### Given records
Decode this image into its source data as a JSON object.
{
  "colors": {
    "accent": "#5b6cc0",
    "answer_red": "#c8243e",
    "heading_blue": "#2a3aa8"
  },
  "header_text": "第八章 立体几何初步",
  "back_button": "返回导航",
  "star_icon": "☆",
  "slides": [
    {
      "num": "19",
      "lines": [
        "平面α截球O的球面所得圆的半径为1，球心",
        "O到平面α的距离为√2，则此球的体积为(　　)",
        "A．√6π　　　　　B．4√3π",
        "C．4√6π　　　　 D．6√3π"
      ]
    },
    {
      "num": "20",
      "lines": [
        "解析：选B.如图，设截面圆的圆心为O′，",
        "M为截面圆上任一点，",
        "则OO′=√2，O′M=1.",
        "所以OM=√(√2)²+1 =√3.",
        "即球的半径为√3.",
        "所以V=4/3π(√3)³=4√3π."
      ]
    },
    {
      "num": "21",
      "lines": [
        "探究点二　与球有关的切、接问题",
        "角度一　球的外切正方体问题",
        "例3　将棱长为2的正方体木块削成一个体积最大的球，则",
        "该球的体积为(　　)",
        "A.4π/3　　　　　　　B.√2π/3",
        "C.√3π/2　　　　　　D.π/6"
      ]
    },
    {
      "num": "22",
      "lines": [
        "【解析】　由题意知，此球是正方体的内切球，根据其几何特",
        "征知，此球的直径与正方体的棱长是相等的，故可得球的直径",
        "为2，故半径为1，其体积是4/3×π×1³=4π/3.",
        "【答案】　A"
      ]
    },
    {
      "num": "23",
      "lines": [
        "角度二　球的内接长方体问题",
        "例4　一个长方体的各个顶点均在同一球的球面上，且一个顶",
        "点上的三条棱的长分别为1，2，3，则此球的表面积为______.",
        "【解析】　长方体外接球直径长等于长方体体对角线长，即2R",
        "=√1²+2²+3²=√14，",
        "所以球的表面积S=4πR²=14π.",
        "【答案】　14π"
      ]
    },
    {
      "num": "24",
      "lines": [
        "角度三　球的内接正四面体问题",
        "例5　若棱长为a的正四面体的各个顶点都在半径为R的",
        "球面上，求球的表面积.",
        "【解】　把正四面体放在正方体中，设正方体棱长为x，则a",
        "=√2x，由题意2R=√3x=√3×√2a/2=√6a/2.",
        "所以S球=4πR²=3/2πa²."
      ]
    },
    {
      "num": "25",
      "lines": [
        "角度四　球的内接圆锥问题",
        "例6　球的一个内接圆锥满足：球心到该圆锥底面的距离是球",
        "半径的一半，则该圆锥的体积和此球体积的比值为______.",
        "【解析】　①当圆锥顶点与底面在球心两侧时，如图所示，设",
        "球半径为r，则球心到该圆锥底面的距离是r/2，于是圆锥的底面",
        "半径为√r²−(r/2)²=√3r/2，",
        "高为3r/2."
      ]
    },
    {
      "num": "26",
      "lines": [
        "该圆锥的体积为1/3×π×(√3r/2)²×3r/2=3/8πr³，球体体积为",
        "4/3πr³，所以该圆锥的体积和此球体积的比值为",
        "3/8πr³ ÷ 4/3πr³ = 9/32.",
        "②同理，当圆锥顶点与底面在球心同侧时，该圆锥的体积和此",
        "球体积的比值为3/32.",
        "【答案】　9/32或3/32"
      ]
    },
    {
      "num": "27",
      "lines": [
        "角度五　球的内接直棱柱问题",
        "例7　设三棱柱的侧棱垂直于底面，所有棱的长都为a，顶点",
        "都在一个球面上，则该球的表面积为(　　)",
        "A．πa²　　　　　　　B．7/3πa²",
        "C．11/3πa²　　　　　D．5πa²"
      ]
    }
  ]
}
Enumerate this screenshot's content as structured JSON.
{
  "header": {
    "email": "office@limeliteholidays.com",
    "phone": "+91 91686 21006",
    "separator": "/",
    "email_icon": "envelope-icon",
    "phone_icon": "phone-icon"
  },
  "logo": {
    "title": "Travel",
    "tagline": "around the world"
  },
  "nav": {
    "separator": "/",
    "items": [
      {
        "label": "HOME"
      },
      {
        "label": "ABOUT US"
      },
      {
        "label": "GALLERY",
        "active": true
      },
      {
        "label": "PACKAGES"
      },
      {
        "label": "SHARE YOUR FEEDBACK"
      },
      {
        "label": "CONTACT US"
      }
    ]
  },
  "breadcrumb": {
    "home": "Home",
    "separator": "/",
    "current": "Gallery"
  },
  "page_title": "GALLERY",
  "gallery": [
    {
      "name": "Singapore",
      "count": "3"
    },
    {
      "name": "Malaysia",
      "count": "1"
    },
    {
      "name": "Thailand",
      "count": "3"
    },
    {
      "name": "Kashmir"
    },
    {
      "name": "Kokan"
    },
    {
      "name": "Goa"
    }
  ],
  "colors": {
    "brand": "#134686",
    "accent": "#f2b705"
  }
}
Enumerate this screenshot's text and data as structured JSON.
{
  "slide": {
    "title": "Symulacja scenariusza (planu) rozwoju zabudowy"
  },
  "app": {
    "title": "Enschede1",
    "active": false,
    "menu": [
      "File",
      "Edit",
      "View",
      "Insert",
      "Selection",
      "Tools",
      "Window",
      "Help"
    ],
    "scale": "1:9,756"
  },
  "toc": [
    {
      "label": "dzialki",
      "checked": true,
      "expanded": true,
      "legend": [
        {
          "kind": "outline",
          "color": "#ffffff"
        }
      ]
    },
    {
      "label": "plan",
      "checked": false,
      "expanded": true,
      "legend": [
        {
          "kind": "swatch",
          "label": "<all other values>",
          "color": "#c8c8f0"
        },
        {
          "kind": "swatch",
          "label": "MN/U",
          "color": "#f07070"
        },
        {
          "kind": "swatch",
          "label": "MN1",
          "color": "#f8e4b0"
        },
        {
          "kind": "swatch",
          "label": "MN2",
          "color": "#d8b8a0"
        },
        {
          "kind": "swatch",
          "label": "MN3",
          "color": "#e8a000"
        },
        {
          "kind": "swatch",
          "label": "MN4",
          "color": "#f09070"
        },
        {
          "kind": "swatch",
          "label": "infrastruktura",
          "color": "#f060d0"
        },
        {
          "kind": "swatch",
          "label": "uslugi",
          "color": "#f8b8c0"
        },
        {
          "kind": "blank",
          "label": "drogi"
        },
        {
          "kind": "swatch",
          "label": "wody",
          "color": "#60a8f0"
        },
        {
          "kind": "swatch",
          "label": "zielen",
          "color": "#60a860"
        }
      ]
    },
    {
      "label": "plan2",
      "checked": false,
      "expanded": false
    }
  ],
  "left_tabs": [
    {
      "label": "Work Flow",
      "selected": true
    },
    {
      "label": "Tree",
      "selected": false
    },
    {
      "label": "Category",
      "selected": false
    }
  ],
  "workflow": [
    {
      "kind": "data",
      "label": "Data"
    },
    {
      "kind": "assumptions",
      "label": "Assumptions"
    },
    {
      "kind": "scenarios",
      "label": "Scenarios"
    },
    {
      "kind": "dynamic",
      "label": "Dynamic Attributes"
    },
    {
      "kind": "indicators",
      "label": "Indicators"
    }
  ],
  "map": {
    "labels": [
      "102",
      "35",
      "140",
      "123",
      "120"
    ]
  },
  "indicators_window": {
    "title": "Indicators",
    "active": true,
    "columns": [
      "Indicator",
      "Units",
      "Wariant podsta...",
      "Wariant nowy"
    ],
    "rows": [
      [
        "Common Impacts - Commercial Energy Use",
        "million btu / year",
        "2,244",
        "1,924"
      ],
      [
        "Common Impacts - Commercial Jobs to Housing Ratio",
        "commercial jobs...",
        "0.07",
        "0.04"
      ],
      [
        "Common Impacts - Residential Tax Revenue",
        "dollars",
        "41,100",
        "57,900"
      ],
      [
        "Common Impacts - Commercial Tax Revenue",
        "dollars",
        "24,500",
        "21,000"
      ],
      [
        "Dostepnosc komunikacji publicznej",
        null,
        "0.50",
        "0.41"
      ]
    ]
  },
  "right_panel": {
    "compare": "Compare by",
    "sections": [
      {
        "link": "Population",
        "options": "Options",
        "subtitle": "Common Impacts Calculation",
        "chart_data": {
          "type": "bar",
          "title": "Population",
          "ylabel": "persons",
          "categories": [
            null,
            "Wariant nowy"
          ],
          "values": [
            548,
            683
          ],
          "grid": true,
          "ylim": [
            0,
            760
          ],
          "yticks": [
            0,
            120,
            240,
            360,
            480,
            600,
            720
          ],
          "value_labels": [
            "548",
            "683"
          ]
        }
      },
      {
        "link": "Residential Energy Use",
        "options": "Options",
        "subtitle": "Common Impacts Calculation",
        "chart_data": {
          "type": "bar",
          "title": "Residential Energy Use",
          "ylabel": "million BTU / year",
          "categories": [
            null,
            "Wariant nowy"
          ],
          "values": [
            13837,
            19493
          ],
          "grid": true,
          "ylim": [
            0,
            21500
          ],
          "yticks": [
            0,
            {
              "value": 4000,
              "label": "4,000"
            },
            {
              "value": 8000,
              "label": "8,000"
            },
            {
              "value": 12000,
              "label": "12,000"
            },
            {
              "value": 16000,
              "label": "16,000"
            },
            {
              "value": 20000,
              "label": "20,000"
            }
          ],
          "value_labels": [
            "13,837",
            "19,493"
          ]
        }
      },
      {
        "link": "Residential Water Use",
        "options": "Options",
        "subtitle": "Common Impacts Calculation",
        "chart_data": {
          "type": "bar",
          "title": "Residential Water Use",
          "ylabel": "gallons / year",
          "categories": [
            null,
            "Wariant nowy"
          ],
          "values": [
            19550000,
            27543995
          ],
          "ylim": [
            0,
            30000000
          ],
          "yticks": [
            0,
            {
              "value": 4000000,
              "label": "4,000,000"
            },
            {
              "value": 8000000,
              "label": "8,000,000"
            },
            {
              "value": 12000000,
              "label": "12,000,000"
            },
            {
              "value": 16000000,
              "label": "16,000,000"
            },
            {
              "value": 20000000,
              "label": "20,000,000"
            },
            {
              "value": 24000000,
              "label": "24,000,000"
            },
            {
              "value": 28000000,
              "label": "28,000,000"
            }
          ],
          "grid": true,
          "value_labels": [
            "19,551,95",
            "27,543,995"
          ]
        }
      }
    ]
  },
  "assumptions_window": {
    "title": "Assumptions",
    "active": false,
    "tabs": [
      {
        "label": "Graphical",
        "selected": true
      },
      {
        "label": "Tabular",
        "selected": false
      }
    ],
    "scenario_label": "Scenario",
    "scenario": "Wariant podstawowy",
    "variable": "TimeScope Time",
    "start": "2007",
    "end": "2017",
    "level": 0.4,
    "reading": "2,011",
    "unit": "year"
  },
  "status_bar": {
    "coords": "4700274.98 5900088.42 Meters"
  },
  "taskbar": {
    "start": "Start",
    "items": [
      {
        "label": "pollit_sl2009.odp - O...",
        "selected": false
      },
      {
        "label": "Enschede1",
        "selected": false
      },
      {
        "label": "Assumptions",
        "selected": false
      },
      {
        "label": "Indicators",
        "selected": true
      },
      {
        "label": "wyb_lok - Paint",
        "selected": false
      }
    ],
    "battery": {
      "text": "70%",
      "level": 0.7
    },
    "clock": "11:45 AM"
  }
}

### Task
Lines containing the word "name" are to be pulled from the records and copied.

### Response below
      "name": "Singapore",
      "name": "Malaysia",
      "name": "Thailand",
      "name": "Kashmir"
      "name": "Kokan"
      "name": "Goa"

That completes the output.